What to do: Your answer must be the records below, reproduced exactly.

Data provided:
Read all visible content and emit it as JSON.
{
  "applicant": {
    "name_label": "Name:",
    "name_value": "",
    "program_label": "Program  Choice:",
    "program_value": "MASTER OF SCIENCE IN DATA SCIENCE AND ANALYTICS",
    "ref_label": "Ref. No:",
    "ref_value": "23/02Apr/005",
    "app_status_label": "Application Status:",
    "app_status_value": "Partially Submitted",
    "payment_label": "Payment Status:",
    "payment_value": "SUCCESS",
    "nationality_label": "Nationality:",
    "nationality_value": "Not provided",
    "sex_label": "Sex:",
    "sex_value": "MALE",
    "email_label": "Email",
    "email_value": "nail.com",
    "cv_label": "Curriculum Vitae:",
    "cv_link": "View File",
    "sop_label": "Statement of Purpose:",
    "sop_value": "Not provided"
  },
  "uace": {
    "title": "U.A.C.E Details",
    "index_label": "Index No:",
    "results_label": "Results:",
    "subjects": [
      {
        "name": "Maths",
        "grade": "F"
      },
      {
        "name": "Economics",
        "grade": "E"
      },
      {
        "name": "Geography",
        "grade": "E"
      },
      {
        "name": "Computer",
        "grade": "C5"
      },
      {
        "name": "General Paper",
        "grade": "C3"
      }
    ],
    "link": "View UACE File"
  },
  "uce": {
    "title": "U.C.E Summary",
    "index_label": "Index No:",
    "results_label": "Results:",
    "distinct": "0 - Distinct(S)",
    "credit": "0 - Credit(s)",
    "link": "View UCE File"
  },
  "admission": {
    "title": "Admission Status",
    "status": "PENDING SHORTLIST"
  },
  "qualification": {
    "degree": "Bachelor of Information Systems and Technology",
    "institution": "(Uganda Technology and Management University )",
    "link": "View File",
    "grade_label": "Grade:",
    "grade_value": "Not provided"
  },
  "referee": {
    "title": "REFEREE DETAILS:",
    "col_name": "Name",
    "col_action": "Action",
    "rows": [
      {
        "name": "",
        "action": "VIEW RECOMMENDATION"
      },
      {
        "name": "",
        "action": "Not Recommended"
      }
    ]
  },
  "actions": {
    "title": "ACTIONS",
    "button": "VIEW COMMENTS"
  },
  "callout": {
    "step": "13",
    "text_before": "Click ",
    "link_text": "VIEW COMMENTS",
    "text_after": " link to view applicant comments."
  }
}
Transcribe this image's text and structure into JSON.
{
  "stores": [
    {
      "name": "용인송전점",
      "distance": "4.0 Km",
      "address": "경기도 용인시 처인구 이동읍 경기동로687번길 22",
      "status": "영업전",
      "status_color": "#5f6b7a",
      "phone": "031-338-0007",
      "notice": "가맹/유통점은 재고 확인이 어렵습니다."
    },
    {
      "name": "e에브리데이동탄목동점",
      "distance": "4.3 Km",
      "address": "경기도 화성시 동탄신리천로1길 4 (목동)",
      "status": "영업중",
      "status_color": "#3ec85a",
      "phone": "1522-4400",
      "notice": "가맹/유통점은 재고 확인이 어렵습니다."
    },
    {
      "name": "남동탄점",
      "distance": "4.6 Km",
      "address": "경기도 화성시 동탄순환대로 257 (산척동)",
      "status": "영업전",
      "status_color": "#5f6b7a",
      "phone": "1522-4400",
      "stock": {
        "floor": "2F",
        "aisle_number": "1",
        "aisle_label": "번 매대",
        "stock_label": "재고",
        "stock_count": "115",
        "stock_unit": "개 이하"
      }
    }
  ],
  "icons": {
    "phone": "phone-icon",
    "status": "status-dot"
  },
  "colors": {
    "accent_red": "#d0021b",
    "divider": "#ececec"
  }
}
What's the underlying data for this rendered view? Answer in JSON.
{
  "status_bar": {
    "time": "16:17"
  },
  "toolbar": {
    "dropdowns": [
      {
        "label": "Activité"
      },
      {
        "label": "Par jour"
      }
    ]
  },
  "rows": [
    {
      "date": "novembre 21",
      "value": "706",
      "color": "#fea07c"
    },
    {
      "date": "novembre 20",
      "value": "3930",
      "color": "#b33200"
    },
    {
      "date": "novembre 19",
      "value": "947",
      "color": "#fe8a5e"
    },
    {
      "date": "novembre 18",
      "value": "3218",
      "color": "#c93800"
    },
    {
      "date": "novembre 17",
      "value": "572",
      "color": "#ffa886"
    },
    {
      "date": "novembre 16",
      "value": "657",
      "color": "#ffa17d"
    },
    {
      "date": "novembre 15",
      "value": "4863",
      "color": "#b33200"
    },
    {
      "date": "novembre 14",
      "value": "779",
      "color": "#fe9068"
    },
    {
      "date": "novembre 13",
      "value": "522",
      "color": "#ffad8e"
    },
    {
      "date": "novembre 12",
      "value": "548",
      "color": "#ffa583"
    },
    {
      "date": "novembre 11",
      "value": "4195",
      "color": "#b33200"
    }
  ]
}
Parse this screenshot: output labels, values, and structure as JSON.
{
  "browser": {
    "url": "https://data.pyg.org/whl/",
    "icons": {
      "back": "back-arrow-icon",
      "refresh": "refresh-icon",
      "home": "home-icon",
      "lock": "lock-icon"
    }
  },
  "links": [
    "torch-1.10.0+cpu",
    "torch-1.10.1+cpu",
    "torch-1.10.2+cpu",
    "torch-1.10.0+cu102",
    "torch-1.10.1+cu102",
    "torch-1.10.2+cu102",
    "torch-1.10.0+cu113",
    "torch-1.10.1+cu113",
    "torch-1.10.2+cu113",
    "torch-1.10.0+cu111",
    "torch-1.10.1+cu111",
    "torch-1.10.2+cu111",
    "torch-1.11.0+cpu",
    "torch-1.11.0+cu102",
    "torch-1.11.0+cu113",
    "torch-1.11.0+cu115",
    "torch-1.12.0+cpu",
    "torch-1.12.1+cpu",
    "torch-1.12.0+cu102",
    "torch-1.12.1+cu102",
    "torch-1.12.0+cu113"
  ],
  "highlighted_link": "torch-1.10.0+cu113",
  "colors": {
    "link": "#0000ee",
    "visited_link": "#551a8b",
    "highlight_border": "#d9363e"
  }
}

Expected answer:
Read all visible content and emit it as JSON.
{
  "applicant": {
    "name_label": "Name:",
    "name_value": "",
    "program_label": "Program  Choice:",
    "program_value": "MASTER OF SCIENCE IN DATA SCIENCE AND ANALYTICS",
    "ref_label": "Ref. No:",
    "ref_value": "23/02Apr/005",
    "app_status_label": "Application Status:",
    "app_status_value": "Partially Submitted",
    "payment_label": "Payment Status:",
    "payment_value": "SUCCESS",
    "nationality_label": "Nationality:",
    "nationality_value": "Not provided",
    "sex_label": "Sex:",
    "sex_value": "MALE",
    "email_label": "Email",
    "email_value": "nail.com",
    "cv_label": "Curriculum Vitae:",
    "cv_link": "View File",
    "sop_label": "Statement of Purpose:",
    "sop_value": "Not provided"
  },
  "uace": {
    "title": "U.A.C.E Details",
    "index_label": "Index No:",
    "results_label": "Results:",
    "subjects": [
      {
        "name": "Maths",
        "grade": "F"
      },
      {
        "name": "Economics",
        "grade": "E"
      },
      {
        "name": "Geography",
        "grade": "E"
      },
      {
        "name": "Computer",
        "grade": "C5"
      },
      {
        "name": "General Paper",
        "grade": "C3"
      }
    ],
    "link": "View UACE File"
  },
  "uce": {
    "title": "U.C.E Summary",
    "index_label": "Index No:",
    "results_label": "Results:",
    "distinct": "0 - Distinct(S)",
    "credit": "0 - Credit(s)",
    "link": "View UCE File"
  },
  "admission": {
    "title": "Admission Status",
    "status": "PENDING SHORTLIST"
  },
  "qualification": {
    "degree": "Bachelor of Information Systems and Technology",
    "institution": "(Uganda Technology and Management University )",
    "link": "View File",
    "grade_label": "Grade:",
    "grade_value": "Not provided"
  },
  "referee": {
    "title": "REFEREE DETAILS:",
    "col_name": "Name",
    "col_action": "Action",
    "rows": [
      {
        "name": "",
        "action": "VIEW RECOMMENDATION"
      },
      {
        "name": "",
        "action": "Not Recommended"
      }
    ]
  },
  "actions": {
    "title": "ACTIONS",
    "button": "VIEW COMMENTS"
  },
  "callout": {
    "step": "13",
    "text_before": "Click ",
    "link_text": "VIEW COMMENTS",
    "text_after": " link to view applicant comments."
  }
}
Transcribe this image's text and structure into JSON.
{
  "stores": [
    {
      "name": "용인송전점",
      "distance": "4.0 Km",
      "address": "경기도 용인시 처인구 이동읍 경기동로687번길 22",
      "status": "영업전",
      "status_color": "#5f6b7a",
      "phone": "031-338-0007",
      "notice": "가맹/유통점은 재고 확인이 어렵습니다."
    },
    {
      "name": "e에브리데이동탄목동점",
      "distance": "4.3 Km",
      "address": "경기도 화성시 동탄신리천로1길 4 (목동)",
      "status": "영업중",
      "status_color": "#3ec85a",
      "phone": "1522-4400",
      "notice": "가맹/유통점은 재고 확인이 어렵습니다."
    },
    {
      "name": "남동탄점",
      "distance": "4.6 Km",
      "address": "경기도 화성시 동탄순환대로 257 (산척동)",
      "status": "영업전",
      "status_color": "#5f6b7a",
      "phone": "1522-4400",
      "stock": {
        "floor": "2F",
        "aisle_number": "1",
        "aisle_label": "번 매대",
        "stock_label": "재고",
        "stock_count": "115",
        "stock_unit": "개 이하"
      }
    }
  ],
  "icons": {
    "phone": "phone-icon",
    "status": "status-dot"
  },
  "colors": {
    "accent_red": "#d0021b",
    "divider": "#ececec"
  }
}
What's the underlying data for this rendered view? Answer in JSON.
{
  "status_bar": {
    "time": "16:17"
  },
  "toolbar": {
    "dropdowns": [
      {
        "label": "Activité"
      },
      {
        "label": "Par jour"
      }
    ]
  },
  "rows": [
    {
      "date": "novembre 21",
      "value": "706",
      "color": "#fea07c"
    },
    {
      "date": "novembre 20",
      "value": "3930",
      "color": "#b33200"
    },
    {
      "date": "novembre 19",
      "value": "947",
      "color": "#fe8a5e"
    },
    {
      "date": "novembre 18",
      "value": "3218",
      "color": "#c93800"
    },
    {
      "date": "novembre 17",
      "value": "572",
      "color": "#ffa886"
    },
    {
      "date": "novembre 16",
      "value": "657",
      "color": "#ffa17d"
    },
    {
      "date": "novembre 15",
      "value": "4863",
      "color": "#b33200"
    },
    {
      "date": "novembre 14",
      "value": "779",
      "color": "#fe9068"
    },
    {
      "date": "novembre 13",
      "value": "522",
      "color": "#ffad8e"
    },
    {
      "date": "novembre 12",
      "value": "548",
      "color": "#ffa583"
    },
    {
      "date": "novembre 11",
      "value": "4195",
      "color": "#b33200"
    }
  ]
}
Parse this screenshot: output labels, values, and structure as JSON.
{
  "browser": {
    "url": "https://data.pyg.org/whl/",
    "icons": {
      "back": "back-arrow-icon",
      "refresh": "refresh-icon",
      "home": "home-icon",
      "lock": "lock-icon"
    }
  },
  "links": [
    "torch-1.10.0+cpu",
    "torch-1.10.1+cpu",
    "torch-1.10.2+cpu",
    "torch-1.10.0+cu102",
    "torch-1.10.1+cu102",
    "torch-1.10.2+cu102",
    "torch-1.10.0+cu113",
    "torch-1.10.1+cu113",
    "torch-1.10.2+cu113",
    "torch-1.10.0+cu111",
    "torch-1.10.1+cu111",
    "torch-1.10.2+cu111",
    "torch-1.11.0+cpu",
    "torch-1.11.0+cu102",
    "torch-1.11.0+cu113",
    "torch-1.11.0+cu115",
    "torch-1.12.0+cpu",
    "torch-1.12.1+cpu",
    "torch-1.12.0+cu102",
    "torch-1.12.1+cu102",
    "torch-1.12.0+cu113"
  ],
  "highlighted_link": "torch-1.10.0+cu113",
  "colors": {
    "link": "#0000ee",
    "visited_link": "#551a8b",
    "highlight_border": "#d9363e"
  }
}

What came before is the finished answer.